I won't estimate the motor current in the way explained above. Motor's currents are not the simple Ohm's law calculation from the windings resistance. The current varies depending on the mechanical load applied to the motor, that is, how much force they are doing to move the load. Thats' why they get burnt when mechanically overloaded. Better to place an ammeter (your multimeter measuring current) in series with the motor and measure the real current with the motor working with its normal mechanical load. That's the normal current it will take from the power supply. Remember if the mechanical load increases it will take more current. I don't think the relationship between force and current is even linear by the way (I have to check). Therefore, careful with the calculations and estimates...
222  Using Arduino / Project Guidance / Re: radar trap with mattel hotwheels speed gun on: January 26, 2013, 09:30:10 am
From what I read of the device it already "takes out the doppler frequency" in its internal mixer. You don't have to worry about doing it yourself as working with such high frequencies is the hardest part. You just need to use the output signal. That means the frecuency components you will be working with are low and not the microwave signal itself. The doppler frequency range will be in the audio range and below that, even for the fastest moving objects (cars I guess). Those low frequencies will be a piece of cake for Arduino. Measure the frequency every second or so and then calculate the speed from there. I don't see why you want to use an Arduino if the device does all that by itself. Well I guess you should have your reasons.
Good Luck.
223  Using Arduino / Project Guidance / Re: Time an analog comparison? on: January 26, 2013, 09:04:49 am
Yes you can. With Aduino you can do almost anything. The prob is pogramming the thing.
It all sounds like an RL circuit time constant calculation. Study that first.

224  Using Arduino / Project Guidance / Re: Reading CSV values from an SD Card on: January 26, 2013, 07:59:06 am
Processing has a lenght() instruction that will help u find the lenght of the recovered array; but that will be too complicated...
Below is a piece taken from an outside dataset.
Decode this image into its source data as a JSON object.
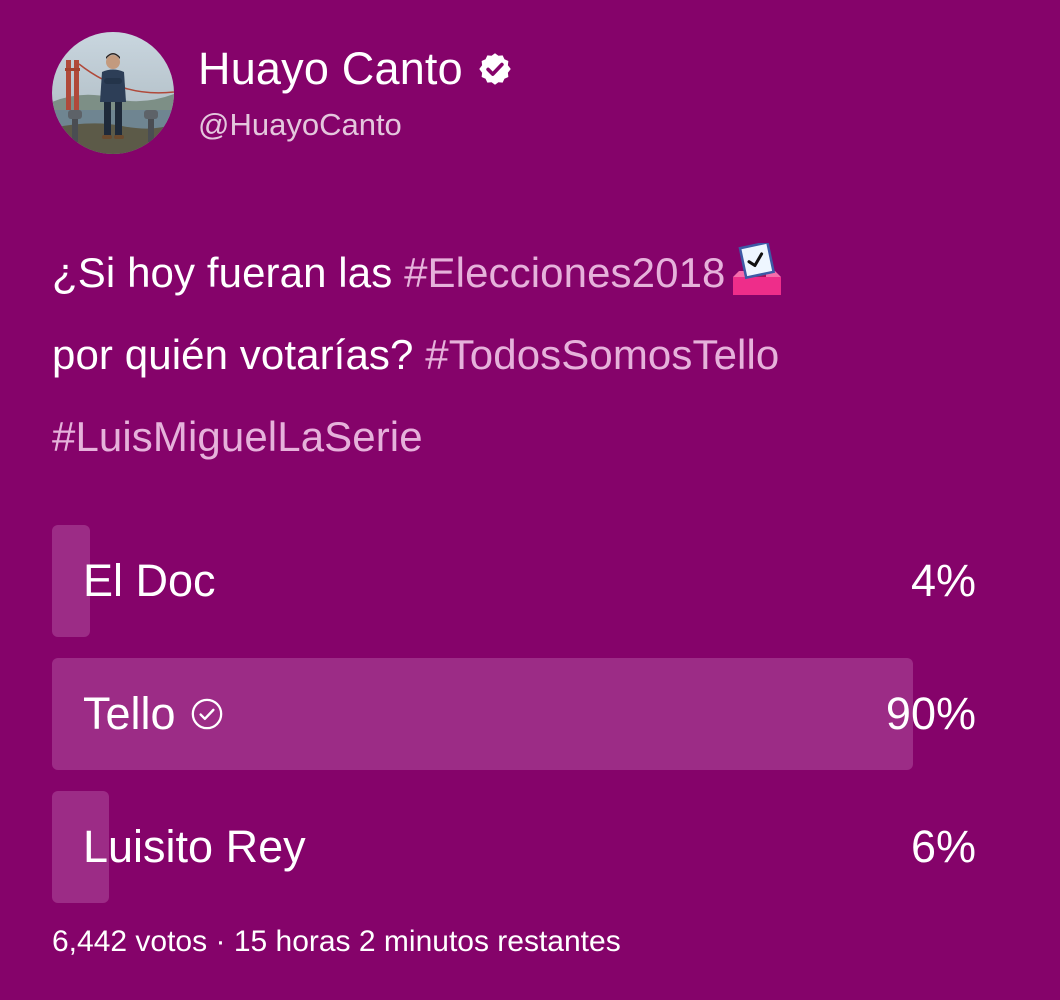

If you just need the last value, then save the last value in another file, either txt or csv. Same way you save the values in the csv file you do it in another file; but you overwrite the previous value with the new one. In that way at the end you will have only the last value in that file and you just need to read one value. I don't know what you are using; but with processing use filename.print() instead of filename.println(). The lines will be overrwritten over and over and you will have your last value there. You need to create the file first of course with PrintWriter(); but if you did the csv file already I assume you know that.
Hope you can do it.
225  Using Arduino / Project Guidance / Re: multiple RF transmitters on: January 25, 2013, 08:30:44 pm
If you can be a bit more explicative on what you want maybe we can give you better ideas. Maybe you don't even need to go RF which is a really complicated subject by the way.
Anyway you can use only one transmitter and change the modulator signal. Let's say if you go FM then you can use multiple diffenet oscillator frecuencies and modulate the carrier with all of them at once by simply summing them at the mnodulator end. Then in the receiver end you just need to listen to one RF channel and demodulate the message. Then you filter the message and separate all individual modulating frecuencies. If you want to go digital then you need to use the Fast Fourier Transform. This is going to be tough very tough even if you are in an advance level. Do you still want to go RF?
Pages: 1 ... 13 14 [15] 16 17 ... 19